## About this task
Filter the entries below, keeping only lines with "ensureExplicitCapacity".

## Exercise material
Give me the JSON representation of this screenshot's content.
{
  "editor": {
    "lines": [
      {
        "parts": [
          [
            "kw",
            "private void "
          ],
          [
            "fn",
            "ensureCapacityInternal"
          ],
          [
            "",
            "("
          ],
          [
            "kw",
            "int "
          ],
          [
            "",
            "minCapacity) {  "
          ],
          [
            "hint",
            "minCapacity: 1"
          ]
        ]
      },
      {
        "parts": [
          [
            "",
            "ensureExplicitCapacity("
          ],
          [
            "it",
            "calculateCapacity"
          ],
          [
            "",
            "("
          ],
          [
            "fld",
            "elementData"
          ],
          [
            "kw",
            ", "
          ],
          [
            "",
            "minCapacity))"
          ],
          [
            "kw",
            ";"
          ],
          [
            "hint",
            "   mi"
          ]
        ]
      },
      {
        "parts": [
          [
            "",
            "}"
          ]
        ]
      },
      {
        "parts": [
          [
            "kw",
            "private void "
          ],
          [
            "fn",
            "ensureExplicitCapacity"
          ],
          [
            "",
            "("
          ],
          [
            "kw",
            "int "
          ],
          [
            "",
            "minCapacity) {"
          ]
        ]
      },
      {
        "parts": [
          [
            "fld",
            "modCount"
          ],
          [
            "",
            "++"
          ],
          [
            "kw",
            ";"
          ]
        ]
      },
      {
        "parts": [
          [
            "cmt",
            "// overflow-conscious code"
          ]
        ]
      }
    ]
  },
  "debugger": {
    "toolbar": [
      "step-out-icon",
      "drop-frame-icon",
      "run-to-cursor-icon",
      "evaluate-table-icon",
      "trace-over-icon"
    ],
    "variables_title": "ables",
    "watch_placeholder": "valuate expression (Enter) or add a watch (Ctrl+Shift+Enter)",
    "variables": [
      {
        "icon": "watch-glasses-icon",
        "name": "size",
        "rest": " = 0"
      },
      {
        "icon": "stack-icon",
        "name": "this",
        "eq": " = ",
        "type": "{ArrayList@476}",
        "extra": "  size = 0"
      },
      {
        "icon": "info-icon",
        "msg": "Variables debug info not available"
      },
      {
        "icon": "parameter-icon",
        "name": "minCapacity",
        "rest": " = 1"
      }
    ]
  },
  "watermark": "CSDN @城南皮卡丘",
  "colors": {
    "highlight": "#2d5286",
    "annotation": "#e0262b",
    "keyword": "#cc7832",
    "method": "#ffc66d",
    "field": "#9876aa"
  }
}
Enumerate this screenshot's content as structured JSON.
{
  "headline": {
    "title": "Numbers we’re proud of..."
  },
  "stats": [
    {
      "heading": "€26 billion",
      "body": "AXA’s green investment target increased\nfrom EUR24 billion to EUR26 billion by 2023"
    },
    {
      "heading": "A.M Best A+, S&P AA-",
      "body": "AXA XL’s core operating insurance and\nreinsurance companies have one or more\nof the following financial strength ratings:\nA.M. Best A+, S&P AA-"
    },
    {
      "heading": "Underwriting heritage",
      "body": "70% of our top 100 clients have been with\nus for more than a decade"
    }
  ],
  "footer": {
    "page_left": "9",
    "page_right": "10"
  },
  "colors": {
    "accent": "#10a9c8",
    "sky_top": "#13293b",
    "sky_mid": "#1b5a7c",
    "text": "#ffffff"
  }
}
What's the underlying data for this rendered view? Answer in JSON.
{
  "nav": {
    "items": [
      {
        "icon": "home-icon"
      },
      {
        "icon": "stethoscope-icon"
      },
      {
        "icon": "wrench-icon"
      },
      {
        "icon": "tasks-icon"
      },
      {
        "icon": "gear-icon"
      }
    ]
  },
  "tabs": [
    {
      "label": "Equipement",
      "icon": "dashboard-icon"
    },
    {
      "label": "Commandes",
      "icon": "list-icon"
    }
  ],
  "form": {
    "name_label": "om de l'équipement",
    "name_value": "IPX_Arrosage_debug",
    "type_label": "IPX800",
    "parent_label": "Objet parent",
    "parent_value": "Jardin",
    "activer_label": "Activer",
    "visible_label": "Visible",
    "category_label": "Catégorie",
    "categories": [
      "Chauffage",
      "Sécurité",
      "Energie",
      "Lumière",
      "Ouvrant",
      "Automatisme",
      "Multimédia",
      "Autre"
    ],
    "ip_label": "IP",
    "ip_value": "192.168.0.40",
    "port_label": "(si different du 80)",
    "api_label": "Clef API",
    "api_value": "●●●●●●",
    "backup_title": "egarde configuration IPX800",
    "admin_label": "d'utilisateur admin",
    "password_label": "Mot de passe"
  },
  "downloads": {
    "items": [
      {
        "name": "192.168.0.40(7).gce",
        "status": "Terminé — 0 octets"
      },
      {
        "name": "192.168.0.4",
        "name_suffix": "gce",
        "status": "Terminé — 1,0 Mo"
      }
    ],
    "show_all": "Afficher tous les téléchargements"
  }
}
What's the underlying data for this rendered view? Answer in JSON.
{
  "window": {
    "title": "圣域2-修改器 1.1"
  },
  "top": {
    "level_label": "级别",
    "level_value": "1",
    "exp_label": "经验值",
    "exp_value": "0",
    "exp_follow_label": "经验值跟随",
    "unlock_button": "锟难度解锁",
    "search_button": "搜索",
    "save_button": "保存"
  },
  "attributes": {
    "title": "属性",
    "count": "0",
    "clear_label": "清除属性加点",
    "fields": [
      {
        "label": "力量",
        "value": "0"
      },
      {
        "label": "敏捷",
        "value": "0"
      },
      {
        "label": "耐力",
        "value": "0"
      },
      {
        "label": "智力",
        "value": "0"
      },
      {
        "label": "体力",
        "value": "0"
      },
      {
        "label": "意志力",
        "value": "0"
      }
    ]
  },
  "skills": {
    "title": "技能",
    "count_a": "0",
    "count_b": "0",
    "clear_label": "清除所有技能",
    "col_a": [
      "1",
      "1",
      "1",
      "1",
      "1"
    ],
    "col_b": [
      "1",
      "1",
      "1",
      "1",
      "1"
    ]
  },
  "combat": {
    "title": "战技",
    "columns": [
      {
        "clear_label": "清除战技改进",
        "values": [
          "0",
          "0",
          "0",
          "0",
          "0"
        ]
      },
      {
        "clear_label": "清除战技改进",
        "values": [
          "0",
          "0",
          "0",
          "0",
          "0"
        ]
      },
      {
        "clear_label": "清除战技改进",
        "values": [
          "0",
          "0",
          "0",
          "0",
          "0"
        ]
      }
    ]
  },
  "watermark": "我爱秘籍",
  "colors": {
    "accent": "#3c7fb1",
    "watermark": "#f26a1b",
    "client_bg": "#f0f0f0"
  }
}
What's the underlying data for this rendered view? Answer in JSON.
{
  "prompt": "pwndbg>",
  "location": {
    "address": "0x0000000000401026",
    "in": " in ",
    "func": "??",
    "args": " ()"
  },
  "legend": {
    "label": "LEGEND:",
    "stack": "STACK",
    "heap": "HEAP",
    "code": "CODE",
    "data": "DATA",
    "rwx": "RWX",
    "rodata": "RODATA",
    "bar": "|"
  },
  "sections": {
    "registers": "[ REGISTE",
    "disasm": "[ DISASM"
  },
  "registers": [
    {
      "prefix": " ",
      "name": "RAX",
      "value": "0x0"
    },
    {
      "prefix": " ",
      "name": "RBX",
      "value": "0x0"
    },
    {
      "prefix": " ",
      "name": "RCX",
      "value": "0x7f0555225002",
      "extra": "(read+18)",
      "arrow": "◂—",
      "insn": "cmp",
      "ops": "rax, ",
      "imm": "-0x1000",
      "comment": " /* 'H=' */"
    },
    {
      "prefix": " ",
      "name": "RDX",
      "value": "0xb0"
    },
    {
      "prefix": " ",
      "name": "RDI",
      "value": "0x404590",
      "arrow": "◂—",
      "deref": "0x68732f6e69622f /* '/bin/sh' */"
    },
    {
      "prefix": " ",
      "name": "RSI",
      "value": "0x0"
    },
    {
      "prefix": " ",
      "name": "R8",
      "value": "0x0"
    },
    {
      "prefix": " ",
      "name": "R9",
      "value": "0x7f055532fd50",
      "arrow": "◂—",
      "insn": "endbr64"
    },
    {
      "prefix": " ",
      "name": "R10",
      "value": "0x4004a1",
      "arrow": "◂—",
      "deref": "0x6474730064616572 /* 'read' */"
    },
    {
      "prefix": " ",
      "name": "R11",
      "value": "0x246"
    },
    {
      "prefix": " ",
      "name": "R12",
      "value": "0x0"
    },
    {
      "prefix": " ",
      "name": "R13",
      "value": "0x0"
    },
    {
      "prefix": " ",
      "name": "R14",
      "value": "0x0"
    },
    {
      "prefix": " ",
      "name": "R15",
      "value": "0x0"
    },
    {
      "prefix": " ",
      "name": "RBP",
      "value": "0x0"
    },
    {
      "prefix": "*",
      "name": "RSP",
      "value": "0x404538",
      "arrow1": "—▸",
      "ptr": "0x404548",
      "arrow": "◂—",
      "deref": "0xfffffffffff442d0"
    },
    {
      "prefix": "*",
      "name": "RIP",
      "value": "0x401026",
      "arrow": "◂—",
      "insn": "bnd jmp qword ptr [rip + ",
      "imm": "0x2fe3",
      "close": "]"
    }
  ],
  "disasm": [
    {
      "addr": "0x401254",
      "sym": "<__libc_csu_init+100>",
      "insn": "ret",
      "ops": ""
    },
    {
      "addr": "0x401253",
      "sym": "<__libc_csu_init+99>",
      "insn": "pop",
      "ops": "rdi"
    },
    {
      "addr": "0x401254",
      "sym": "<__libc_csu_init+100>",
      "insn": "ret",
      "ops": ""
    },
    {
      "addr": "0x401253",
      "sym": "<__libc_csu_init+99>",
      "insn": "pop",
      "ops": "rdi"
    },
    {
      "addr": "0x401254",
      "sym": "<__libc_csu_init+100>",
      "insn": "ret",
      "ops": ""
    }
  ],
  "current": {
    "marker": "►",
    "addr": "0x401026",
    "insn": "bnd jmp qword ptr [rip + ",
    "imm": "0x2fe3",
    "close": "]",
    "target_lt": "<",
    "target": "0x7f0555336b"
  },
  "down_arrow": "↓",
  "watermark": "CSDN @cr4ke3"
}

## Answer to this task
            "ensureExplicitCapacity("
            "ensureExplicitCapacity"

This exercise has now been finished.